"""

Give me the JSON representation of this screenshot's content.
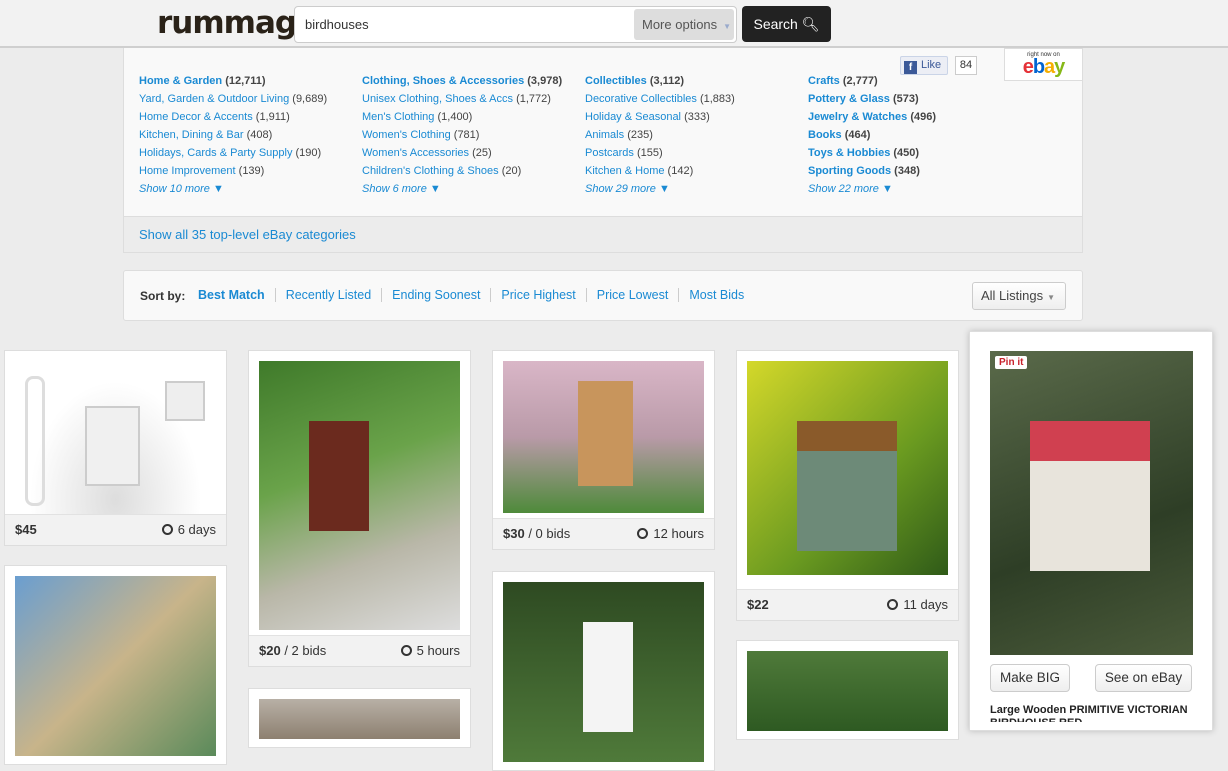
{
  "header": {
    "logo": "rummage",
    "search_value": "birdhouses",
    "more_options": "More options",
    "search_button": "Search"
  },
  "categories": {
    "columns": [
      {
        "top": {
          "label": "Home & Garden",
          "count": "(12,711)"
        },
        "items": [
          {
            "label": "Yard, Garden & Outdoor Living",
            "count": "(9,689)"
          },
          {
            "label": "Home Decor & Accents",
            "count": "(1,911)"
          },
          {
            "label": "Kitchen, Dining & Bar",
            "count": "(408)"
          },
          {
            "label": "Holidays, Cards & Party Supply",
            "count": "(190)"
          },
          {
            "label": "Home Improvement",
            "count": "(139)"
          }
        ],
        "show_more": "Show 10 more ▼"
      },
      {
        "top": {
          "label": "Clothing, Shoes & Accessories",
          "count": "(3,978)"
        },
        "items": [
          {
            "label": "Unisex Clothing, Shoes & Accs",
            "count": "(1,772)"
          },
          {
            "label": "Men's Clothing",
            "count": "(1,400)"
          },
          {
            "label": "Women's Clothing",
            "count": "(781)"
          },
          {
            "label": "Women's Accessories",
            "count": "(25)"
          },
          {
            "label": "Children's Clothing & Shoes",
            "count": "(20)"
          }
        ],
        "show_more": "Show 6 more ▼"
      },
      {
        "top": {
          "label": "Collectibles",
          "count": "(3,112)"
        },
        "items": [
          {
            "label": "Decorative Collectibles",
            "count": "(1,883)"
          },
          {
            "label": "Holiday & Seasonal",
            "count": "(333)"
          },
          {
            "label": "Animals",
            "count": "(235)"
          },
          {
            "label": "Postcards",
            "count": "(155)"
          },
          {
            "label": "Kitchen & Home",
            "count": "(142)"
          }
        ],
        "show_more": "Show 29 more ▼"
      },
      {
        "top": {
          "label": "Crafts",
          "count": "(2,777)"
        },
        "items": [
          {
            "label": "Pottery & Glass",
            "count": "(573)"
          },
          {
            "label": "Jewelry & Watches",
            "count": "(496)"
          },
          {
            "label": "Books",
            "count": "(464)"
          },
          {
            "label": "Toys & Hobbies",
            "count": "(450)"
          },
          {
            "label": "Sporting Goods",
            "count": "(348)"
          }
        ],
        "show_more": "Show 22 more ▼"
      }
    ],
    "show_all": "Show all 35 top-level eBay categories",
    "fb_like": "Like",
    "fb_count": "84",
    "ebay_badge": {
      "caption": "right now on",
      "logo": "ebay"
    }
  },
  "sort": {
    "label": "Sort by:",
    "options": [
      "Best Match",
      "Recently Listed",
      "Ending Soonest",
      "Price Highest",
      "Price Lowest",
      "Most Bids"
    ],
    "active": "Best Match",
    "listing_filter": "All Listings"
  },
  "items": [
    {
      "price": "$45",
      "bids": "",
      "time": "6 days"
    },
    {
      "price": "$20",
      "bids": " / 2 bids",
      "time": "5 hours"
    },
    {
      "price": "$30",
      "bids": " / 0 bids",
      "time": "12 hours"
    },
    {
      "price": "$22",
      "bids": "",
      "time": "11 days"
    }
  ],
  "featured": {
    "pin": "Pin it",
    "make_big": "Make BIG",
    "see_on_ebay": "See on eBay",
    "title": "Large Wooden PRIMITIVE VICTORIAN BIRDHOUSE RED"
  }
}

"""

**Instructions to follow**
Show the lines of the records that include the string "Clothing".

**Answer space**
          "label": "Clothing, Shoes & Accessories",
            "label": "Unisex Clothing, Shoes & Accs",
            "label": "Men's Clothing",
            "label": "Women's Clothing",
            "label": "Children's Clothing & Shoes",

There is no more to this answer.